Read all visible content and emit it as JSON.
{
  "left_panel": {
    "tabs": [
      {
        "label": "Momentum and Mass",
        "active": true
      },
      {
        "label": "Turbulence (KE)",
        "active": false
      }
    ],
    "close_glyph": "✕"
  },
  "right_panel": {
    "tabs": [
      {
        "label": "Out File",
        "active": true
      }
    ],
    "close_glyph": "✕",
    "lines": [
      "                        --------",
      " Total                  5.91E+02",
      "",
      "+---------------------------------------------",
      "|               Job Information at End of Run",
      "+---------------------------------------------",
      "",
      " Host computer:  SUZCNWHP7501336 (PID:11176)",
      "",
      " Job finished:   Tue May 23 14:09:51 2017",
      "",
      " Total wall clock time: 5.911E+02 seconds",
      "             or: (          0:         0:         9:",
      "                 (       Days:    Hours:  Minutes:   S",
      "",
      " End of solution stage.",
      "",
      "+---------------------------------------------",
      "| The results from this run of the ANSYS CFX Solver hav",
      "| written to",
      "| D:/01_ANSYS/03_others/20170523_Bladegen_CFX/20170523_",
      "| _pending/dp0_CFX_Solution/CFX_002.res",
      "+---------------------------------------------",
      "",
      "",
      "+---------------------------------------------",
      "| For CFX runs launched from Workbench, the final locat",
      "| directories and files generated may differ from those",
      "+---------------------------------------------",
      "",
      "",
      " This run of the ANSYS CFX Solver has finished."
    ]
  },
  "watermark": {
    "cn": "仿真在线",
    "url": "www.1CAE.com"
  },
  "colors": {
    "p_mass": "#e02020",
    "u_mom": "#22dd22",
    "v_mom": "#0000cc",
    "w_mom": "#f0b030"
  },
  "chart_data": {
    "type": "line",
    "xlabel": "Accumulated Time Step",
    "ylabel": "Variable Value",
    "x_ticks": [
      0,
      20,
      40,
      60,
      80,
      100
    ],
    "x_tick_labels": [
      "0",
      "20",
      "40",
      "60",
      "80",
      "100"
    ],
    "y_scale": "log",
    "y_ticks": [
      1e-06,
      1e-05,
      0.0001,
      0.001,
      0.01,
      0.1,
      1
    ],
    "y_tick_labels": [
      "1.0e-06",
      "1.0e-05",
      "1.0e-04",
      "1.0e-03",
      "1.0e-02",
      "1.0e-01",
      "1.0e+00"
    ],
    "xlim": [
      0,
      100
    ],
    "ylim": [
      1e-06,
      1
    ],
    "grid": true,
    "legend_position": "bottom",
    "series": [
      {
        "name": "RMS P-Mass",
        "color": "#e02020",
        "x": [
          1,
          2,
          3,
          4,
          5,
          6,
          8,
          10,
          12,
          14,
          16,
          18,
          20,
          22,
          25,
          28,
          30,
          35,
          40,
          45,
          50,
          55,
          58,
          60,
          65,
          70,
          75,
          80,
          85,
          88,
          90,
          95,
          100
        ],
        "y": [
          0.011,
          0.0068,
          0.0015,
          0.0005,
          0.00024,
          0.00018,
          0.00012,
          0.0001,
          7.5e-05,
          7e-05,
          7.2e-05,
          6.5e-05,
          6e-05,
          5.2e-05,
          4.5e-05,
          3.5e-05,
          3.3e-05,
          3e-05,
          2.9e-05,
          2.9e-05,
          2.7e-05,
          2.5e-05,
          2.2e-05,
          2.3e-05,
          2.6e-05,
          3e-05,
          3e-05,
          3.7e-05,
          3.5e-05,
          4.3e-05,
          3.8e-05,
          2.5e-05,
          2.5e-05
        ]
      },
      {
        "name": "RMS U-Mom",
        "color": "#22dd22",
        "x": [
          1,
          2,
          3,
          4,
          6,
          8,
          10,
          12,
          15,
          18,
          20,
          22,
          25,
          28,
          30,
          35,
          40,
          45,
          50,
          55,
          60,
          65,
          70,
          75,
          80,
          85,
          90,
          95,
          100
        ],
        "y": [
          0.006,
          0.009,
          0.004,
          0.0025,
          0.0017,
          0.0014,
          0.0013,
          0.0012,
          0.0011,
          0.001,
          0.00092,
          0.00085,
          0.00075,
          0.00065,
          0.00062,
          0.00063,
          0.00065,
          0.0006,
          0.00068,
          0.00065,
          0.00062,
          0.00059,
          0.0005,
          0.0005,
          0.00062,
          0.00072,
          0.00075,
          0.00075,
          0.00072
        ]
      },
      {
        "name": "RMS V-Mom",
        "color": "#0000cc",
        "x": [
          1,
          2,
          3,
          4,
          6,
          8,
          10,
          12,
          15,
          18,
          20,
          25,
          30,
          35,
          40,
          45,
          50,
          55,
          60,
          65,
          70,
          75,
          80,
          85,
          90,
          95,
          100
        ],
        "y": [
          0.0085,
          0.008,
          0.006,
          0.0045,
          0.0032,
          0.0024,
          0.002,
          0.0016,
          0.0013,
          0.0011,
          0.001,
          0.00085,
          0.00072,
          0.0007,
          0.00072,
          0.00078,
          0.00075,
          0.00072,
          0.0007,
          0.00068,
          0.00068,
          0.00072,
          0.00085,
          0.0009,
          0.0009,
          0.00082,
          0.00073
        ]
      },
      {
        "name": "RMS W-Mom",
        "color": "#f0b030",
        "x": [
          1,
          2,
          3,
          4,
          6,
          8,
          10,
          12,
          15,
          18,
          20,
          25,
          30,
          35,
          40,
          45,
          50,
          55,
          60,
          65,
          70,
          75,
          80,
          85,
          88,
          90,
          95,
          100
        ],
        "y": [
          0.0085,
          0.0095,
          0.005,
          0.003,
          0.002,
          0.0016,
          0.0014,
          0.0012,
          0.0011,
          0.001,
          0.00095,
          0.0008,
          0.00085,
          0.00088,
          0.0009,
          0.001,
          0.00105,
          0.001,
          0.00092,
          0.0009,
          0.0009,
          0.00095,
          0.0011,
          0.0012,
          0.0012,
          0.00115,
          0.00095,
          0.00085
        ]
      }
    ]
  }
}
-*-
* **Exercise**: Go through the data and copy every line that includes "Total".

* **Answer to this exercise**:
      " Total                  5.91E+02",
      " Total wall clock time: 5.911E+02 seconds",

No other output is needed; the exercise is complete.